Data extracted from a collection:
________________________________________

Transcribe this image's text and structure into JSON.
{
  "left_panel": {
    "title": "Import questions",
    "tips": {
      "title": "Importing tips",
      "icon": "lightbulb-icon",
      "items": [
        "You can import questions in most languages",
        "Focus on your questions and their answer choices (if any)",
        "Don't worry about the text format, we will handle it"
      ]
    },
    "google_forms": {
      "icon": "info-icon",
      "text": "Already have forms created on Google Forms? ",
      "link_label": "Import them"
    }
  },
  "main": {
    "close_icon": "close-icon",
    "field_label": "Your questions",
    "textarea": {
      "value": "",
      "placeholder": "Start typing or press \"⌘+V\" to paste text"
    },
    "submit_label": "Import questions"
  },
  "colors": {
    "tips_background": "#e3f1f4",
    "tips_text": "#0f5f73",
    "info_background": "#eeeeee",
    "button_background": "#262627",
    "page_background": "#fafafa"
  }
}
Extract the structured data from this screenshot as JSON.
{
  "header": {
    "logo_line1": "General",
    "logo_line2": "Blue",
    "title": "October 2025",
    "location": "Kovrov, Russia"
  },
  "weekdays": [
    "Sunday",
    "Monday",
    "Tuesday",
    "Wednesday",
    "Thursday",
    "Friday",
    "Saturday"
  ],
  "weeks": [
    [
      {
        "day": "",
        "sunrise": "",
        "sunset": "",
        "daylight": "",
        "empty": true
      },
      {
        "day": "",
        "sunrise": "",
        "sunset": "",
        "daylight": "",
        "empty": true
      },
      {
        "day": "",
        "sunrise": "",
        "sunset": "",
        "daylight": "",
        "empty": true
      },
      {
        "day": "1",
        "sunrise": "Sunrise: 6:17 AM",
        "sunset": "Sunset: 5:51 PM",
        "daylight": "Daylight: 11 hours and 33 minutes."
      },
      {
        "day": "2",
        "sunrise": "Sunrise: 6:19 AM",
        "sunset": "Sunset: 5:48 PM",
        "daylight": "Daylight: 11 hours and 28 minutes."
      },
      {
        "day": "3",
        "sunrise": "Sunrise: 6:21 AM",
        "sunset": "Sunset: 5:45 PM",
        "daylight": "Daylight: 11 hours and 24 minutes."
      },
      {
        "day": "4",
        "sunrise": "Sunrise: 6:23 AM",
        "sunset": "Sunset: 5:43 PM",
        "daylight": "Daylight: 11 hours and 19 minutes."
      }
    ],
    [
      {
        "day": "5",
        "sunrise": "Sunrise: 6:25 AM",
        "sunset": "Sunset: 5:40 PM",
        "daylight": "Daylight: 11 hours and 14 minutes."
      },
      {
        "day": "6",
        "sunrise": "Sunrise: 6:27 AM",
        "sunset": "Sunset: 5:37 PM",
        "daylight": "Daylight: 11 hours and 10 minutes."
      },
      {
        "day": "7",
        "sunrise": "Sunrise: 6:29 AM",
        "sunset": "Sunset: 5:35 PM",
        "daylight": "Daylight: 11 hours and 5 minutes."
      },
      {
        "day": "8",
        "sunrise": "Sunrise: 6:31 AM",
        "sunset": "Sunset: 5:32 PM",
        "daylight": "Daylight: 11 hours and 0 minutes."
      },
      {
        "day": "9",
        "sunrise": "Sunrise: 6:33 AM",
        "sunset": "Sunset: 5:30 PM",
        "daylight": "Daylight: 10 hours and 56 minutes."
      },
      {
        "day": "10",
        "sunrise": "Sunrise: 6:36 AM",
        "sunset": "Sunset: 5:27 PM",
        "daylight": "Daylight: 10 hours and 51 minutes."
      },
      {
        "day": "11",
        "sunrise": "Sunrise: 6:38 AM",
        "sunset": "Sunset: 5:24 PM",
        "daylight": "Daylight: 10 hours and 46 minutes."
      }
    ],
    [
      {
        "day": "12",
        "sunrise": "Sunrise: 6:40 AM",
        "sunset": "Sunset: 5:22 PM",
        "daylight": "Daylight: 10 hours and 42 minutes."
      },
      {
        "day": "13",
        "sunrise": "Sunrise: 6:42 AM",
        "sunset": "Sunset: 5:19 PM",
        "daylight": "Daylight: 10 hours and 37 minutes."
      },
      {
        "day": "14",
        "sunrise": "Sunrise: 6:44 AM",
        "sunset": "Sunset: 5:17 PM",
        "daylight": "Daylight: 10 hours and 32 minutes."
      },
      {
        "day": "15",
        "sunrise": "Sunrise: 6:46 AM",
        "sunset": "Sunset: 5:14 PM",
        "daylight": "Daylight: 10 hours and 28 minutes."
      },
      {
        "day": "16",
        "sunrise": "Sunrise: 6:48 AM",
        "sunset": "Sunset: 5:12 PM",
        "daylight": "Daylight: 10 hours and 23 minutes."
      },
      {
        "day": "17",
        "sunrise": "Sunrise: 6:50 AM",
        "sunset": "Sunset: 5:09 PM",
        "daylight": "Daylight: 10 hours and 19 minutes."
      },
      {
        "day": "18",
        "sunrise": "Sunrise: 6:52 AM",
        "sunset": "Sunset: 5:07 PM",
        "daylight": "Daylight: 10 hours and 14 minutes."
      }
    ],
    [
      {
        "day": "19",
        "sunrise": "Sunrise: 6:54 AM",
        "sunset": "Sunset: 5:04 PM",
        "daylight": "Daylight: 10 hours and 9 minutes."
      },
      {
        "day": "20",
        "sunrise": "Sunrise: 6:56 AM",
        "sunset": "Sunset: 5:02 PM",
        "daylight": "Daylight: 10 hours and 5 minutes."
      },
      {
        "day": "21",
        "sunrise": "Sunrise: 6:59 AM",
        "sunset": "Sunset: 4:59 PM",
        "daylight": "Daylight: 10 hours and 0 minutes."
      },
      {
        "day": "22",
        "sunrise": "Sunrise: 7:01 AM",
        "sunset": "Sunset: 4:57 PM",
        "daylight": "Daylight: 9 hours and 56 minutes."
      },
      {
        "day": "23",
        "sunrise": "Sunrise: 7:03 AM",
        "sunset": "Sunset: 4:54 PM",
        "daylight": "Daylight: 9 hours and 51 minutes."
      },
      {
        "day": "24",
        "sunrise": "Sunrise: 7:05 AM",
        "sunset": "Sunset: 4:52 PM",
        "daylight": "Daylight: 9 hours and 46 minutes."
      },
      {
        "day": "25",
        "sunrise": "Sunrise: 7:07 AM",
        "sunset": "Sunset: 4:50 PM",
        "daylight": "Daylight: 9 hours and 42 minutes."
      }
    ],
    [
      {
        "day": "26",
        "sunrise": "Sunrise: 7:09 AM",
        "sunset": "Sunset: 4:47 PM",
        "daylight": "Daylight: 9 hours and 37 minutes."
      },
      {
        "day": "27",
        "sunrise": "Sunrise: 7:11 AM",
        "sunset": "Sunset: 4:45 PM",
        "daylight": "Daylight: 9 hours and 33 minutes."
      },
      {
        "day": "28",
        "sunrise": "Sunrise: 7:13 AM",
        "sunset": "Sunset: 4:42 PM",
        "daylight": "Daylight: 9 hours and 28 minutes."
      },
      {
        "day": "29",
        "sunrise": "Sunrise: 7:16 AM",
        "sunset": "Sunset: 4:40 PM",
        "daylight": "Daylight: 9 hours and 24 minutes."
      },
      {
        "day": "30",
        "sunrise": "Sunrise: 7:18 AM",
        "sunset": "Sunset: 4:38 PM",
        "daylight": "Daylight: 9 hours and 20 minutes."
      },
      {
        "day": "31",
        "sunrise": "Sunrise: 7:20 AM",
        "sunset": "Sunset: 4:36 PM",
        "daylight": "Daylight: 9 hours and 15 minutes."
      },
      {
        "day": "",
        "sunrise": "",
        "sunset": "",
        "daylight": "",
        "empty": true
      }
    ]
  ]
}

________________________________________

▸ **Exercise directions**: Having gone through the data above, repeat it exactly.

▸ **Answer to this task**:
Transcribe this image's text and structure into JSON.
{
  "left_panel": {
    "title": "Import questions",
    "tips": {
      "title": "Importing tips",
      "icon": "lightbulb-icon",
      "items": [
        "You can import questions in most languages",
        "Focus on your questions and their answer choices (if any)",
        "Don't worry about the text format, we will handle it"
      ]
    },
    "google_forms": {
      "icon": "info-icon",
      "text": "Already have forms created on Google Forms? ",
      "link_label": "Import them"
    }
  },
  "main": {
    "close_icon": "close-icon",
    "field_label": "Your questions",
    "textarea": {
      "value": "",
      "placeholder": "Start typing or press \"⌘+V\" to paste text"
    },
    "submit_label": "Import questions"
  },
  "colors": {
    "tips_background": "#e3f1f4",
    "tips_text": "#0f5f73",
    "info_background": "#eeeeee",
    "button_background": "#262627",
    "page_background": "#fafafa"
  }
}
Extract the structured data from this screenshot as JSON.
{
  "header": {
    "logo_line1": "General",
    "logo_line2": "Blue",
    "title": "October 2025",
    "location": "Kovrov, Russia"
  },
  "weekdays": [
    "Sunday",
    "Monday",
    "Tuesday",
    "Wednesday",
    "Thursday",
    "Friday",
    "Saturday"
  ],
  "weeks": [
    [
      {
        "day": "",
        "sunrise": "",
        "sunset": "",
        "daylight": "",
        "empty": true
      },
      {
        "day": "",
        "sunrise": "",
        "sunset": "",
        "daylight": "",
        "empty": true
      },
      {
        "day": "",
        "sunrise": "",
        "sunset": "",
        "daylight": "",
        "empty": true
      },
      {
        "day": "1",
        "sunrise": "Sunrise: 6:17 AM",
        "sunset": "Sunset: 5:51 PM",
        "daylight": "Daylight: 11 hours and 33 minutes."
      },
      {
        "day": "2",
        "sunrise": "Sunrise: 6:19 AM",
        "sunset": "Sunset: 5:48 PM",
        "daylight": "Daylight: 11 hours and 28 minutes."
      },
      {
        "day": "3",
        "sunrise": "Sunrise: 6:21 AM",
        "sunset": "Sunset: 5:45 PM",
        "daylight": "Daylight: 11 hours and 24 minutes."
      },
      {
        "day": "4",
        "sunrise": "Sunrise: 6:23 AM",
        "sunset": "Sunset: 5:43 PM",
        "daylight": "Daylight: 11 hours and 19 minutes."
      }
    ],
    [
      {
        "day": "5",
        "sunrise": "Sunrise: 6:25 AM",
        "sunset": "Sunset: 5:40 PM",
        "daylight": "Daylight: 11 hours and 14 minutes."
      },
      {
        "day": "6",
        "sunrise": "Sunrise: 6:27 AM",
        "sunset": "Sunset: 5:37 PM",
        "daylight": "Daylight: 11 hours and 10 minutes."
      },
      {
        "day": "7",
        "sunrise": "Sunrise: 6:29 AM",
        "sunset": "Sunset: 5:35 PM",
        "daylight": "Daylight: 11 hours and 5 minutes."
      },
      {
        "day": "8",
        "sunrise": "Sunrise: 6:31 AM",
        "sunset": "Sunset: 5:32 PM",
        "daylight": "Daylight: 11 hours and 0 minutes."
      },
      {
        "day": "9",
        "sunrise": "Sunrise: 6:33 AM",
        "sunset": "Sunset: 5:30 PM",
        "daylight": "Daylight: 10 hours and 56 minutes."
      },
      {
        "day": "10",
        "sunrise": "Sunrise: 6:36 AM",
        "sunset": "Sunset: 5:27 PM",
        "daylight": "Daylight: 10 hours and 51 minutes."
      },
      {
        "day": "11",
        "sunrise": "Sunrise: 6:38 AM",
        "sunset": "Sunset: 5:24 PM",
        "daylight": "Daylight: 10 hours and 46 minutes."
      }
    ],
    [
      {
        "day": "12",
        "sunrise": "Sunrise: 6:40 AM",
        "sunset": "Sunset: 5:22 PM",
        "daylight": "Daylight: 10 hours and 42 minutes."
      },
      {
        "day": "13",
        "sunrise": "Sunrise: 6:42 AM",
        "sunset": "Sunset: 5:19 PM",
        "daylight": "Daylight: 10 hours and 37 minutes."
      },
      {
        "day": "14",
        "sunrise": "Sunrise: 6:44 AM",
        "sunset": "Sunset: 5:17 PM",
        "daylight": "Daylight: 10 hours and 32 minutes."
      },
      {
        "day": "15",
        "sunrise": "Sunrise: 6:46 AM",
        "sunset": "Sunset: 5:14 PM",
        "daylight": "Daylight: 10 hours and 28 minutes."
      },
      {
        "day": "16",
        "sunrise": "Sunrise: 6:48 AM",
        "sunset": "Sunset: 5:12 PM",
        "daylight": "Daylight: 10 hours and 23 minutes."
      },
      {
        "day": "17",
        "sunrise": "Sunrise: 6:50 AM",
        "sunset": "Sunset: 5:09 PM",
        "daylight": "Daylight: 10 hours and 19 minutes."
      },
      {
        "day": "18",
        "sunrise": "Sunrise: 6:52 AM",
        "sunset": "Sunset: 5:07 PM",
        "daylight": "Daylight: 10 hours and 14 minutes."
      }
    ],
    [
      {
        "day": "19",
        "sunrise": "Sunrise: 6:54 AM",
        "sunset": "Sunset: 5:04 PM",
        "daylight": "Daylight: 10 hours and 9 minutes."
      },
      {
        "day": "20",
        "sunrise": "Sunrise: 6:56 AM",
        "sunset": "Sunset: 5:02 PM",
        "daylight": "Daylight: 10 hours and 5 minutes."
      },
      {
        "day": "21",
        "sunrise": "Sunrise: 6:59 AM",
        "sunset": "Sunset: 4:59 PM",
        "daylight": "Daylight: 10 hours and 0 minutes."
      },
      {
        "day": "22",
        "sunrise": "Sunrise: 7:01 AM",
        "sunset": "Sunset: 4:57 PM",
        "daylight": "Daylight: 9 hours and 56 minutes."
      },
      {
        "day": "23",
        "sunrise": "Sunrise: 7:03 AM",
        "sunset": "Sunset: 4:54 PM",
        "daylight": "Daylight: 9 hours and 51 minutes."
      },
      {
        "day": "24",
        "sunrise": "Sunrise: 7:05 AM",
        "sunset": "Sunset: 4:52 PM",
        "daylight": "Daylight: 9 hours and 46 minutes."
      },
      {
        "day": "25",
        "sunrise": "Sunrise: 7:07 AM",
        "sunset": "Sunset: 4:50 PM",
        "daylight": "Daylight: 9 hours and 42 minutes."
      }
    ],
    [
      {
        "day": "26",
        "sunrise": "Sunrise: 7:09 AM",
        "sunset": "Sunset: 4:47 PM",
        "daylight": "Daylight: 9 hours and 37 minutes."
      },
      {
        "day": "27",
        "sunrise": "Sunrise: 7:11 AM",
        "sunset": "Sunset: 4:45 PM",
        "daylight": "Daylight: 9 hours and 33 minutes."
      },
      {
        "day": "28",
        "sunrise": "Sunrise: 7:13 AM",
        "sunset": "Sunset: 4:42 PM",
        "daylight": "Daylight: 9 hours and 28 minutes."
      },
      {
        "day": "29",
        "sunrise": "Sunrise: 7:16 AM",
        "sunset": "Sunset: 4:40 PM",
        "daylight": "Daylight: 9 hours and 24 minutes."
      },
      {
        "day": "30",
        "sunrise": "Sunrise: 7:18 AM",
        "sunset": "Sunset: 4:38 PM",
        "daylight": "Daylight: 9 hours and 20 minutes."
      },
      {
        "day": "31",
        "sunrise": "Sunrise: 7:20 AM",
        "sunset": "Sunset: 4:36 PM",
        "daylight": "Daylight: 9 hours and 15 minutes."
      },
      {
        "day": "",
        "sunrise": "",
        "sunset": "",
        "daylight": "",
        "empty": true
      }
    ]
  ]
}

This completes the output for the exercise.